A4. Why labour produces all values; how profits come from unpaid labour.

"The working class alone produces all values... however... the working class receives back only part for itself... the part which the capitalist class keeps for itself becomes larger with every invention."

See our PowerPoint presentation on wage-labour and profit. Read Wages, Prices and Profit section VI ("Value and Labour"), VII, VIII, IX and X; and the Introduction by Engels to Wage Labour and Capital.

Here Marx answers the questions: how are prices and incomes determined? How can a "fair wage", the "rate for the job", result in inequality? The essential ideas are:

  • a) Prices represent value, which is the social labour-time embodied in different commodities.
  • b) Wages are the price of labour-power, not labour. Labour-power is the relatively fixed, available commodity on sale when the worker hires himself or herself out for this or that many hours in the week; labour is the variable, creative process set in train when the capitalist "consumes" the labour-power he or she has bought.
  • c) The value of labour-power is set by the socially-established "living wage" (averaged over the whole working class, children, etc. included).
  • d) Profits arise from the difference between the total new value created by labour, and the limited quota of old value paid out for labour-power.

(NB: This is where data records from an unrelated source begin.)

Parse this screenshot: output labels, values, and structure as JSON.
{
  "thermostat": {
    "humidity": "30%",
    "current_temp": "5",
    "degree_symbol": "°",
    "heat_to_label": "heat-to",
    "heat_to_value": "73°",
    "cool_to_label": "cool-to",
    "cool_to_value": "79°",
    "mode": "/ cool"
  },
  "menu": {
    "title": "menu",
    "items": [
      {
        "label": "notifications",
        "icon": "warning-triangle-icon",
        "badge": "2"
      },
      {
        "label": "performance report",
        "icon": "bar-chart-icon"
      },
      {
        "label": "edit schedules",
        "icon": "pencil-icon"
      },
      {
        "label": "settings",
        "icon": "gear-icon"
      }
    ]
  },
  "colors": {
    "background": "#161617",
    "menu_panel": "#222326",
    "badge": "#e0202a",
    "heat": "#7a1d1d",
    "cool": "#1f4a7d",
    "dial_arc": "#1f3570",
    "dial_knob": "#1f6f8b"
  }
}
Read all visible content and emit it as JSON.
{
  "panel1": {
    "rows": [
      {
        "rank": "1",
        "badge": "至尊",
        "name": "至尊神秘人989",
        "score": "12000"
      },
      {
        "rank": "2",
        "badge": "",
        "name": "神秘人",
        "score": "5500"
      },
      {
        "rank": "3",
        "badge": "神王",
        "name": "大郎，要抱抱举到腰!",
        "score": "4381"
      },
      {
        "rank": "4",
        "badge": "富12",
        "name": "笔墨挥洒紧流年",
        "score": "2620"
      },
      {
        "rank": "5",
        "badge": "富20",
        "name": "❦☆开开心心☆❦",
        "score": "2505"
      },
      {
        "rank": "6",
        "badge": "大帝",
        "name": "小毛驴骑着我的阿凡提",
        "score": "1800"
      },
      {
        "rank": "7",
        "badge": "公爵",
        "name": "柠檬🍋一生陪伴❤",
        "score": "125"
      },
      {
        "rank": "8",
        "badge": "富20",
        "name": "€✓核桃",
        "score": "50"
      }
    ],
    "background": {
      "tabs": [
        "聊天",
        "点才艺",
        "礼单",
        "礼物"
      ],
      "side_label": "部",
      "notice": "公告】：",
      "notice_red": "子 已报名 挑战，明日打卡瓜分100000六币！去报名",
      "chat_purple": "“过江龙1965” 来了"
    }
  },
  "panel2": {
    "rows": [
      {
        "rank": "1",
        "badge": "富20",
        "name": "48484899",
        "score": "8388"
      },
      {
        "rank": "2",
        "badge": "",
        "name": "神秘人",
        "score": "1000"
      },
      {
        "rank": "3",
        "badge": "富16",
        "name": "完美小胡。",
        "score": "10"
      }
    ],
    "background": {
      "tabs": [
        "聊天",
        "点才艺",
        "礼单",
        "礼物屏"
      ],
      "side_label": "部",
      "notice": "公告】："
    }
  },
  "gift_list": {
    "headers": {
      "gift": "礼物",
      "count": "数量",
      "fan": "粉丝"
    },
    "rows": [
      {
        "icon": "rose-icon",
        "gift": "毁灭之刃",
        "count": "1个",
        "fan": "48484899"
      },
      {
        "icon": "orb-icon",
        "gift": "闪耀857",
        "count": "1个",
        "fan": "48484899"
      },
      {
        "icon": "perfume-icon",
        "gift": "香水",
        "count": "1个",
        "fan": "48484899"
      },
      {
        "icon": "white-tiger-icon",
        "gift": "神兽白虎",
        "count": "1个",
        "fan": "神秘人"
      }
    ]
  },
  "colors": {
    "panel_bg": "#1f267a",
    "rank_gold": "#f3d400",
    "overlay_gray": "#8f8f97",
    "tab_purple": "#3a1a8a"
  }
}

A5. Why the class struggle over wages and hours is central to capitalism; why we fight for the abolition of wage-labour.

"Between the limits of the rate of profit, an immense scale of variation is possible. The fixation of its actual degree is only settled by the continuous struggle between capital and labour... At the same time, the working class... instead of the conservative motto, 'A fair day's wage for a fair day's work'... ought to inscribe on their banner the revolutionary watchword, 'Abolition of the wages system!'."

Read Wages, Prices and Profit sections XI to XIV.

The answer is not higher, fairer or better wages, but to do away with the whole system of domination of one class over another which is built into wage-labour. But also built into wage-labour is a continuous and lively struggle over the level of wages, hours and conditions. In that struggle the working class gains the solidarity and confidence to overthrow capitalism.

A6. Why capitalism constantly tends to increase inequality and domination.

"Capital is a social relation of production... a sum of commodities becomes capital as an independent social power, the power of a part of society... wage-labour produces the alien wealth dominating it, the power hostile to it, capital."

Read the later parts of Wage Labour and Capital (from the heading "By what are wages determined", or (in some editions that heading is not included) the sentence: "Wages will rise and fall according to the relation of supply and demand, according to the turn taken...".

  • a) The inequality and domination in capitalism is not just a fact of each week's transaction between capitalists and workers. The whole dynamic of the system is to increase and sharpen that inequality and domination.
  • b) This happens even if real wages increase.
  • c) Under capitalism, the necessary processes of correlating each individual's labour with overall social labour take the form of the individual being coerced by "social relations between things" - commodities and money.
  • d) Labour thus becomes, for the worker, a mere "sacrifice of life", and only incidentally a positive, creative activity.
  • e) Capital is a social relation. However, under capitalism it appears as a thing, a fact of nature, which demands profit as a "return to capital" by its very nature. The human relations between workers and capitalists appear as relations between the commodities labour-power and capital.
  • f) Conventional accounts of wages, price and profit simply mirror these appearances. They assume that capitalism is eternal.
  • g) In fact the economic forms of capitalism - prices, wages, profit, capital - are not eternal but transitory. Our aims should not be limited to fair exchange, fair wages, democratic control over capitalism, or such like. We should stretch our imaginations to envisage the abolition of the wages system.